Each line of the listing where the string "translate" appears is to be identified and copied.

- - - - -

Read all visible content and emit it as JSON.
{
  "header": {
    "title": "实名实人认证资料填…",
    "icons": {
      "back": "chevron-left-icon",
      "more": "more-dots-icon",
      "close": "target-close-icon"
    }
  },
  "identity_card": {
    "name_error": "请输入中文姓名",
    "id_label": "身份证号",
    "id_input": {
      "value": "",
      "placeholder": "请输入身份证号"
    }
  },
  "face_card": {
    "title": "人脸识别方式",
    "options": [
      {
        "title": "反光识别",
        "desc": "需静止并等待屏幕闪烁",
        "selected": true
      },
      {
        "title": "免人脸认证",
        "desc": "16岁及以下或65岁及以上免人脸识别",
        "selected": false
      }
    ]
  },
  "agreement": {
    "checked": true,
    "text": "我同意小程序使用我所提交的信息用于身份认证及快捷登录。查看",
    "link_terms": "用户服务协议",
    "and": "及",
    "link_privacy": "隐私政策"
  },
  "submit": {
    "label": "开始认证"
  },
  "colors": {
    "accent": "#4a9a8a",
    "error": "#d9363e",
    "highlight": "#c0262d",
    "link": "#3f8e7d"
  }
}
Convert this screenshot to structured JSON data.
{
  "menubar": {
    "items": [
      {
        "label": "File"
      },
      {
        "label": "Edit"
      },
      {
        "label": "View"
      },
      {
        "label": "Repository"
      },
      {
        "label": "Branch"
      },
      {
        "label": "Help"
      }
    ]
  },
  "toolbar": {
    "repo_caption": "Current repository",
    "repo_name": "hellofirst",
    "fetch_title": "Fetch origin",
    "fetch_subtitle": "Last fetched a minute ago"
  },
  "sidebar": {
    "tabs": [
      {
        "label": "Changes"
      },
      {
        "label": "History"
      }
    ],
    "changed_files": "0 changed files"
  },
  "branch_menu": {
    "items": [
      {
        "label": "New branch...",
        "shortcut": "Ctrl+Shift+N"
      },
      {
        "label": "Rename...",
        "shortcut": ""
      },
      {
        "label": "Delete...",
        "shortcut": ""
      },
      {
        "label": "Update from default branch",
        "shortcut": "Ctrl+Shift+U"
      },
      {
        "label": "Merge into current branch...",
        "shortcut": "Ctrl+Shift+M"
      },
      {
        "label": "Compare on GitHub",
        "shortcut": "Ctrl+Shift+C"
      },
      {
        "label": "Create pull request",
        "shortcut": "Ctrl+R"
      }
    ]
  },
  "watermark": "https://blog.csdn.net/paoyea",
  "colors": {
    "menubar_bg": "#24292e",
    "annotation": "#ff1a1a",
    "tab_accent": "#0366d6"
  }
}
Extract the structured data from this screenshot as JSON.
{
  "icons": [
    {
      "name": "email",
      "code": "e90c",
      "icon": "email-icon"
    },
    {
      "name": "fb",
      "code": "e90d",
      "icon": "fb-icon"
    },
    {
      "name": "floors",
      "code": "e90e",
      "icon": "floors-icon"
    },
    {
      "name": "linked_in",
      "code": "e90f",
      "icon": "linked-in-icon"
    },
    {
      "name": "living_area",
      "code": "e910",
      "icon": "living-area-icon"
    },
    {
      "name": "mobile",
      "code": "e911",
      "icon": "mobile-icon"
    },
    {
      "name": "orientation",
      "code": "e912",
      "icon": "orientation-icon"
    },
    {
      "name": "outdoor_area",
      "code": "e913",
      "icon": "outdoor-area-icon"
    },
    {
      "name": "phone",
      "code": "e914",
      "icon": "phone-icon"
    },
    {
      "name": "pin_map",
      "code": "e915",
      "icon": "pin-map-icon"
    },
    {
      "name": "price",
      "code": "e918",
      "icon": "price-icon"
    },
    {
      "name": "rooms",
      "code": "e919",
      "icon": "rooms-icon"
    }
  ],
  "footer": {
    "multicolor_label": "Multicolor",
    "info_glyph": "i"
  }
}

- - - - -

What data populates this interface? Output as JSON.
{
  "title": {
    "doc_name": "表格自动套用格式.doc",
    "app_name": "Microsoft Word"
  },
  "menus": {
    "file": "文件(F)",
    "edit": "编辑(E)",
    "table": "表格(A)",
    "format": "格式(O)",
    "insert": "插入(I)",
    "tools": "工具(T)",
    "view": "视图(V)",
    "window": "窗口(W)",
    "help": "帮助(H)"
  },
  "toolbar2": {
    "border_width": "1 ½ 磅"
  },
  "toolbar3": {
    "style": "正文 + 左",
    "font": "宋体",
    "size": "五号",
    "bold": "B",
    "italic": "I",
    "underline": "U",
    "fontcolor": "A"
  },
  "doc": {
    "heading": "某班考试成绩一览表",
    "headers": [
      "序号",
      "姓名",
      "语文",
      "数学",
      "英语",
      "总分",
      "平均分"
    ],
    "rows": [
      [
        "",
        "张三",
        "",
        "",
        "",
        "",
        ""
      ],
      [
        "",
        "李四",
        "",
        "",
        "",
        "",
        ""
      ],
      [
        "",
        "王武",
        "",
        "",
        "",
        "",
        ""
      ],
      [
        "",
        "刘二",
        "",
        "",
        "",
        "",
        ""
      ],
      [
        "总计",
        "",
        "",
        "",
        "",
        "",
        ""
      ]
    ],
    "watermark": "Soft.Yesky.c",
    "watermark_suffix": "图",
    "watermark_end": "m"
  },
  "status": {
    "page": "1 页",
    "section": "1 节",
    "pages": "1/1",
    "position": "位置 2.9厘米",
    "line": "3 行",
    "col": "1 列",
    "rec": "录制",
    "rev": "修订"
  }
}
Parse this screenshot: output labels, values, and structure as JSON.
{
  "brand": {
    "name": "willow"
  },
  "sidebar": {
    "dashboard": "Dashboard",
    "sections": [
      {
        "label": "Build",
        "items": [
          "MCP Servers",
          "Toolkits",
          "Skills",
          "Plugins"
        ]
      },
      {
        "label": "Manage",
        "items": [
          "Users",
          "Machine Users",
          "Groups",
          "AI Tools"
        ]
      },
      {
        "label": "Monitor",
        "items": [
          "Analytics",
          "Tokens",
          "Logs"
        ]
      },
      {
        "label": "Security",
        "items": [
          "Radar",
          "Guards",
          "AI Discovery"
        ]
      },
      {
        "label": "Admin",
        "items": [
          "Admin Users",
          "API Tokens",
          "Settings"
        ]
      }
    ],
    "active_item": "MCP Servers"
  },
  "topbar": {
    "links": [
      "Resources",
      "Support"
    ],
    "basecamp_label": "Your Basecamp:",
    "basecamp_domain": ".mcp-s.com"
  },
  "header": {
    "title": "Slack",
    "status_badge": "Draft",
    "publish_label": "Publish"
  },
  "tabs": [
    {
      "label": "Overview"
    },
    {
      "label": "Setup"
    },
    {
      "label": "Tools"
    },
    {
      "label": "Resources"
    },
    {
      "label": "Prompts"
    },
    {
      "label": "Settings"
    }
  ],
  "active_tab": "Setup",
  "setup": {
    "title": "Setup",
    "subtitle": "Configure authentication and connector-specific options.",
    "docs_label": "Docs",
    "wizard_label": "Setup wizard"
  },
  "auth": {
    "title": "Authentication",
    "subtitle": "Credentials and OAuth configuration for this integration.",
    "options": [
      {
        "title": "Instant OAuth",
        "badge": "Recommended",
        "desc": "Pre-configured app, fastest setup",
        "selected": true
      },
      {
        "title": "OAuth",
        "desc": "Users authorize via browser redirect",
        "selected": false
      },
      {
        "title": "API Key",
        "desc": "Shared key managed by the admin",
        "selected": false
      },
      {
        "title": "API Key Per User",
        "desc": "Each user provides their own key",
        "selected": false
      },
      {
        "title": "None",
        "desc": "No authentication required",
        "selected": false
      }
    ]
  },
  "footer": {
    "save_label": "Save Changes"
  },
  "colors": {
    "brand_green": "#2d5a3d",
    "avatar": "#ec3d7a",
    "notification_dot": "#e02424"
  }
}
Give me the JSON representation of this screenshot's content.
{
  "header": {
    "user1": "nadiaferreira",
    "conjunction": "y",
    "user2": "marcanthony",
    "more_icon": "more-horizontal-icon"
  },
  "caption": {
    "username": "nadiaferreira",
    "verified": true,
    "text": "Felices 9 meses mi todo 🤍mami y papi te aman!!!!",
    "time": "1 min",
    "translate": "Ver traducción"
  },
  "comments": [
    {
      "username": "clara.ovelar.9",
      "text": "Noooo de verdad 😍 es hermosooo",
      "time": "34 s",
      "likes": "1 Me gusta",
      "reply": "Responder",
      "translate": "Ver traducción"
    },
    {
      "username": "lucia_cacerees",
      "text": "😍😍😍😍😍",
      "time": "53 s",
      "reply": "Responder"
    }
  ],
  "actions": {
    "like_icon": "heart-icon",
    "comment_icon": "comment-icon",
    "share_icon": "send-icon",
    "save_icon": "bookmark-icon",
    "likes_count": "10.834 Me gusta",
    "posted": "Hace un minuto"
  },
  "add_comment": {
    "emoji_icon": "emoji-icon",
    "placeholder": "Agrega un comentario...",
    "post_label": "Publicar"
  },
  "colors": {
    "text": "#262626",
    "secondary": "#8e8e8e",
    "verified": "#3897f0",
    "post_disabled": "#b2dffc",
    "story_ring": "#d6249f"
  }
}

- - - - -

(Your response)
    "translate": "Ver traducción"
      "translate": "Ver traducción"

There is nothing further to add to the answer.